With a personable approach and plans to shake up the core brands, Frederic also has his sights set on the future of the sport itself. He explains: “We will look at how we can support the use of game. In my opinion, eating something after you’ve killed it is the only justification for doing it. I don’t think there is any other justification for killing an animal than actually utilising it or protecting humans or livestock. 

“I really want to concentrate on our marketing and communications. If we don’t secure the future of hunting and shooting, how can we secure the future of our business? That is what a lot of us aren’t doing. Get politically involved in the debate and educate people in the general public who aren’t in the inner-circle of shooting and field sports enthusiasts. 

“The communications need to focus on the non-shooter world. Without wanting to sound arrogant, everyone who shoots is serious about it, and within that group, if you can find one person in 100 that doesn’t know about Blaser, that is a lot. We know we communicate well with the people within our circles, but educating the ones on the outside is an important thing we need to think about for the future. 

“I think it is great how the shooting industry is linked in the UK and people do actually speak to each other. It works like a big industrial corporation rather than everybody working against each other. My personal opinion is that we shouldn’t shy away from what we are doing, but show it [on social media] in an ethical way.”

Keen to promote ethical practices as well the latest products, Frederic says there is one product that continues to catch his eye above all others: the K95 Carbon Success rifle. Having launched at IWA in March, Frederick describes it as: “The coolest rifle I have ever held in my hands. I know it will be the next rifle I buy. You look at it and it screams ‘awesome’ – it’s beyond cool. I love it, together with the Blaser scope obviously.” 

Ah, tell us more about that scope. Is it just a rebranded Minox? Frederic is quick to say otherwide: “We set up German Sports Optics and hired a lot of the product management team from Zeiss. We also hired the former owner of Schmidt & Bender. It’s a top quality product being designed by top quality staff, directly by Blaser. We aren’t buying it and rebranding it. It is our own product.”

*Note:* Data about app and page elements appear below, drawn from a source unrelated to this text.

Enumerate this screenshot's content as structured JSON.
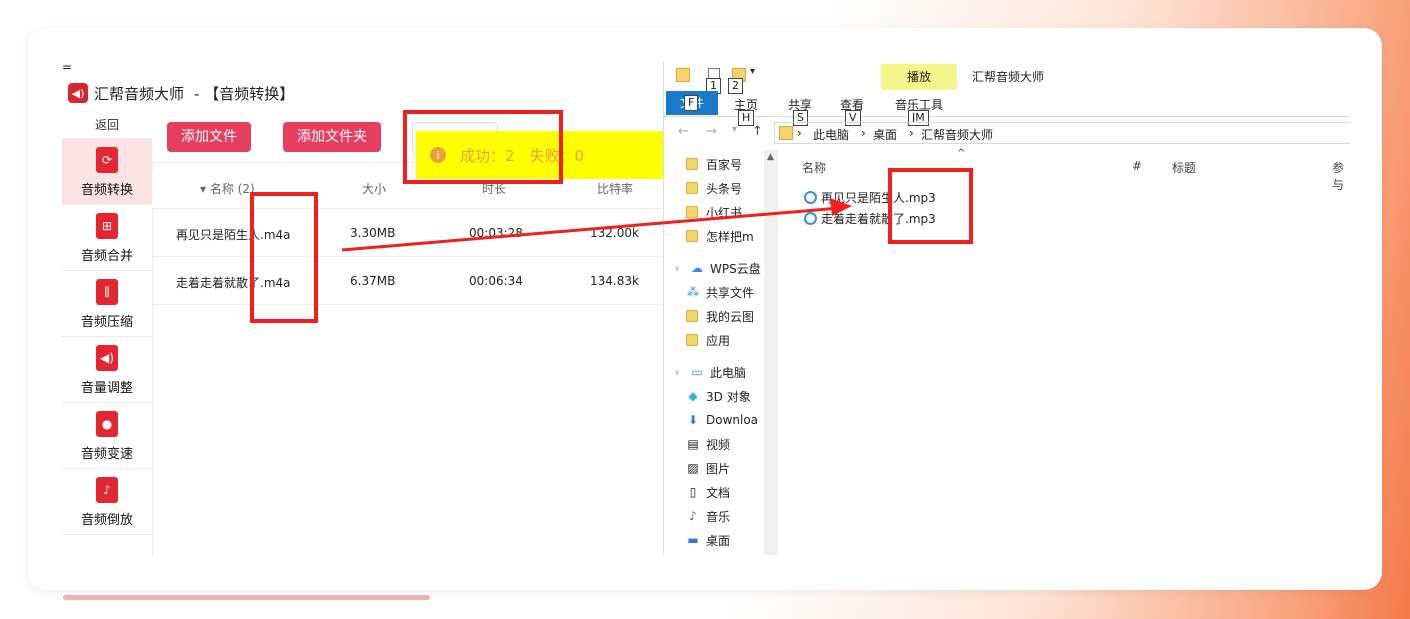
{
  "app": {
    "menu_glyph": "=",
    "title": "汇帮音频大师",
    "subtitle": "- 【音频转换】",
    "back_label": "返回",
    "sidebar": [
      {
        "label": "音频转换",
        "icon": "convert-icon",
        "active": true
      },
      {
        "label": "音频合并",
        "icon": "merge-icon",
        "active": false
      },
      {
        "label": "音频压缩",
        "icon": "compress-icon",
        "active": false
      },
      {
        "label": "音量调整",
        "icon": "volume-icon",
        "active": false
      },
      {
        "label": "音频变速",
        "icon": "mic-icon",
        "active": false
      },
      {
        "label": "音频倒放",
        "icon": "music-note-icon",
        "active": false
      }
    ],
    "toolbar": {
      "add_file": "添加文件",
      "add_folder": "添加文件夹"
    },
    "toast": {
      "text": "成功：2　失败：0",
      "icon": "info-icon"
    },
    "table": {
      "headers": [
        "名称 (2)",
        "大小",
        "时长",
        "比特率"
      ],
      "rows": [
        {
          "name": "再见只是陌生人.m4a",
          "size": "3.30MB",
          "duration": "00:03:28",
          "bitrate": "132.00k"
        },
        {
          "name": "走着走着就散了.m4a",
          "size": "6.37MB",
          "duration": "00:06:34",
          "bitrate": "134.83k"
        }
      ]
    }
  },
  "explorer": {
    "window_title": "汇帮音频大师",
    "ribbon_context_tab": "播放",
    "tabs": {
      "file": "文件",
      "home": "主页",
      "share": "共享",
      "view": "查看",
      "music_tools": "音乐工具"
    },
    "keytips": {
      "file": "F",
      "qa1": "1",
      "qa2": "2",
      "home": "H",
      "share": "S",
      "view": "V",
      "music": "JM"
    },
    "breadcrumb": [
      "此电脑",
      "桌面",
      "汇帮音频大师"
    ],
    "nav": [
      {
        "label": "百家号",
        "icon": "folder-icon"
      },
      {
        "label": "头条号",
        "icon": "folder-icon"
      },
      {
        "label": "小红书",
        "icon": "folder-icon"
      },
      {
        "label": "怎样把m",
        "icon": "folder-icon"
      },
      {
        "label": "WPS云盘",
        "icon": "cloud-icon"
      },
      {
        "label": "共享文件",
        "icon": "share-icon"
      },
      {
        "label": "我的云图",
        "icon": "folder-icon"
      },
      {
        "label": "应用",
        "icon": "folder-icon"
      },
      {
        "label": "此电脑",
        "icon": "computer-icon"
      },
      {
        "label": "3D 对象",
        "icon": "cube-icon"
      },
      {
        "label": "Downloa",
        "icon": "download-icon"
      },
      {
        "label": "视频",
        "icon": "video-icon"
      },
      {
        "label": "图片",
        "icon": "picture-icon"
      },
      {
        "label": "文档",
        "icon": "document-icon"
      },
      {
        "label": "音乐",
        "icon": "music-icon"
      },
      {
        "label": "桌面",
        "icon": "desktop-icon"
      }
    ],
    "columns": [
      "名称",
      "#",
      "标题",
      "参与"
    ],
    "files": [
      "再见只是陌生人.mp3",
      "走着走着就散了.mp3"
    ]
  }
}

In terms of other growth opportunities, Frederic predicts an upward trend for electronics following the success of night vision gear. “We could even have finger recognition on triggers,” he suggests. “The sky is the limit. I remember being a boy of eight or nine, and we had red dots in a scope for the first time, which was a huge thing. Technology will advance and become a much bigger part of rifles and shotguns. 

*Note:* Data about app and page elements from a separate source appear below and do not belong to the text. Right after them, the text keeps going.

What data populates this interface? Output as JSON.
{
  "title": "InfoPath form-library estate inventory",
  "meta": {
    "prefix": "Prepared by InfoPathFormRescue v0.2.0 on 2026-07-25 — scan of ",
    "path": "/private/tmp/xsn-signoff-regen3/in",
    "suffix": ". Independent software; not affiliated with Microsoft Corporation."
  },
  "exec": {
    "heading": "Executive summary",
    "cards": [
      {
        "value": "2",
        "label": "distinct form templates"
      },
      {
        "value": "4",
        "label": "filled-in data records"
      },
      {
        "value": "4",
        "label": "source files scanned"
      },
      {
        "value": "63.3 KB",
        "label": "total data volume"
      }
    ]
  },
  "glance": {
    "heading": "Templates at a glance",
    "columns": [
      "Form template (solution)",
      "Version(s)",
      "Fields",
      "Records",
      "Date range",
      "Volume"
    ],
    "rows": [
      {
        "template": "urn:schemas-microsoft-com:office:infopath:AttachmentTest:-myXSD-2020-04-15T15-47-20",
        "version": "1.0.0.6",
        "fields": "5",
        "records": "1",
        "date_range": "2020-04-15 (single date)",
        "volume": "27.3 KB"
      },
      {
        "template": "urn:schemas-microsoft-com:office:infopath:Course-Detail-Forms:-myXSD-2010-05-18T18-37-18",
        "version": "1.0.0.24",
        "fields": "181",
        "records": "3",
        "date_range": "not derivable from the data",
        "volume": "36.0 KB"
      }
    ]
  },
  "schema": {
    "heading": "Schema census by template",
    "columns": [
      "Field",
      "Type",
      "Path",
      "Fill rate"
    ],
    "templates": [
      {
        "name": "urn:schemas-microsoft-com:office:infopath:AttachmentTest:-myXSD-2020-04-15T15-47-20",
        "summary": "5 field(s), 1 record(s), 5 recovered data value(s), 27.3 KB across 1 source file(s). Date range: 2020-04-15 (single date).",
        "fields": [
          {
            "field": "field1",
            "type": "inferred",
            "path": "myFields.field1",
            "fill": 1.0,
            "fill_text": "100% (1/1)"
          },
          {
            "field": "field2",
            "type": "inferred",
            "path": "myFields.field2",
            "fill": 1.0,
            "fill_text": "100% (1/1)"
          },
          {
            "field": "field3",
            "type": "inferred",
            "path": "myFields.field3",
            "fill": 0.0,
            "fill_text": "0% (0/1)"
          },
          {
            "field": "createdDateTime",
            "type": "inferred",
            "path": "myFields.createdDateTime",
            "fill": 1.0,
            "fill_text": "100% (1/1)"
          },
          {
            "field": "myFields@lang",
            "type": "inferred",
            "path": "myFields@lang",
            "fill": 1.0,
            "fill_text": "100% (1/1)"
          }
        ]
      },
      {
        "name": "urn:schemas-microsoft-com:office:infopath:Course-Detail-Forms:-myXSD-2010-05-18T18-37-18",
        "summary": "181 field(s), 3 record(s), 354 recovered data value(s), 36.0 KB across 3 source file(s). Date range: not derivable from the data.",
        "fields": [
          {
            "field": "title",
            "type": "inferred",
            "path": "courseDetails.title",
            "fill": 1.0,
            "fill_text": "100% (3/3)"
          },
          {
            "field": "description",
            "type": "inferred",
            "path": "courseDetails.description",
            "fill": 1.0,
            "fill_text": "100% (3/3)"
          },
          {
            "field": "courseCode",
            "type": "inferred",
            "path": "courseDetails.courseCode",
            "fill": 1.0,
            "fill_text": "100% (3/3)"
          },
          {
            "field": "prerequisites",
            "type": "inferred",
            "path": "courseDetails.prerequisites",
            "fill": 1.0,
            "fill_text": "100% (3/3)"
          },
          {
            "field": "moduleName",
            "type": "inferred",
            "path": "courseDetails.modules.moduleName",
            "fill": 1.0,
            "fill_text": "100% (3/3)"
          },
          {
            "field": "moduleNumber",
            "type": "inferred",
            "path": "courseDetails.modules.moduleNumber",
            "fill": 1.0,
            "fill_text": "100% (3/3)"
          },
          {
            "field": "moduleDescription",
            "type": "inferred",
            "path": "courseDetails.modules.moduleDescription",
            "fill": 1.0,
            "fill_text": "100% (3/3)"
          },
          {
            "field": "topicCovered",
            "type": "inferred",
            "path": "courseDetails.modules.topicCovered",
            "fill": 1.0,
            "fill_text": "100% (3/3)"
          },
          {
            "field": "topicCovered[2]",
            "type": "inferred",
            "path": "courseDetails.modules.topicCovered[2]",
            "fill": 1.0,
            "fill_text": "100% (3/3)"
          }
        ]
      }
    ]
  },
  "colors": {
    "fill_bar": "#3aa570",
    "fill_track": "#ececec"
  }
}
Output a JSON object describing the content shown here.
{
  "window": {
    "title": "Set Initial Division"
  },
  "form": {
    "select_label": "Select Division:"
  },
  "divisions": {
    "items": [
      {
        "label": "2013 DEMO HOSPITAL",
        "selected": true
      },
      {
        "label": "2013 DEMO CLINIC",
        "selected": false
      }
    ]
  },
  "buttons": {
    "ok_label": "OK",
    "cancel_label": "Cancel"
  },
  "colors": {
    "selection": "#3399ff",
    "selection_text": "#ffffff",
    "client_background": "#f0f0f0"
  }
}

“The mentality of our groups is to always have the most ergonomic and easy-to-use rifles out there. If you want the coolest and most innovative product out there, which has the highest safety standards in the market, come and buy Blaser – supported by a brand that is world renowned for having a strong stance on the ethics and future of hunting.” 

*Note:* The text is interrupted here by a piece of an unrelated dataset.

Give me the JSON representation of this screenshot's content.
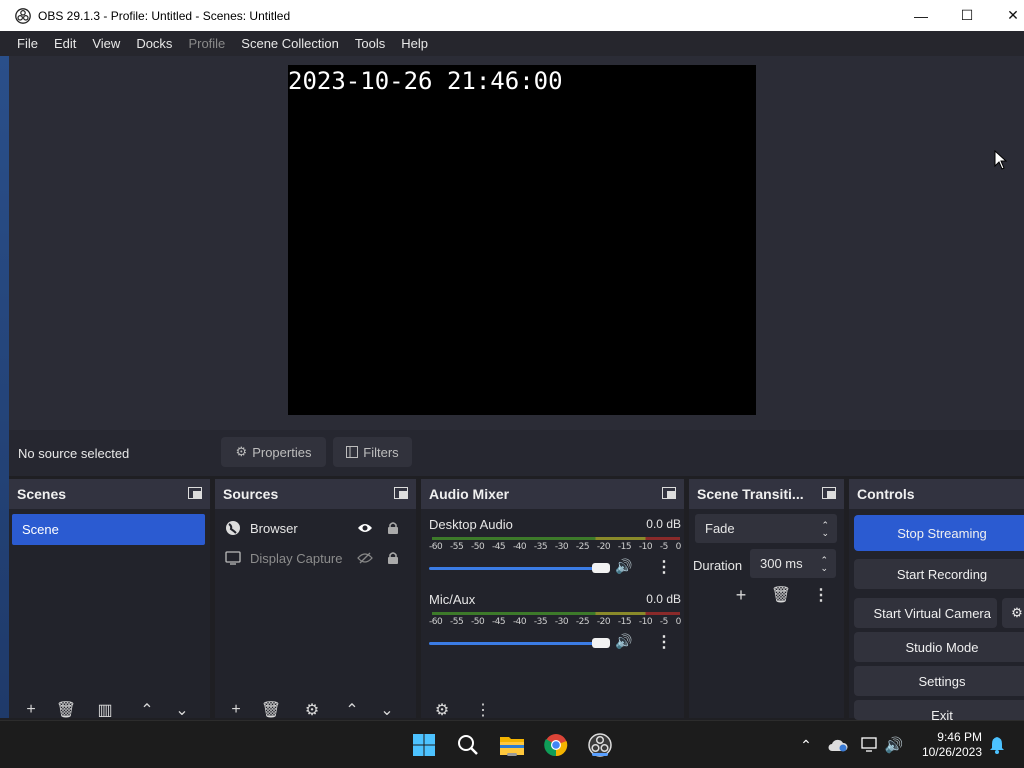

For the best field sports news, reviews, industry and feature content, don’t forget to visit our sister publications Sporting Rifle, Bow International, Clay Shooting Magazine, Airgun Shooter. And our YouTube shows The Shooting Show and The Airgun Shooter


Comments are closed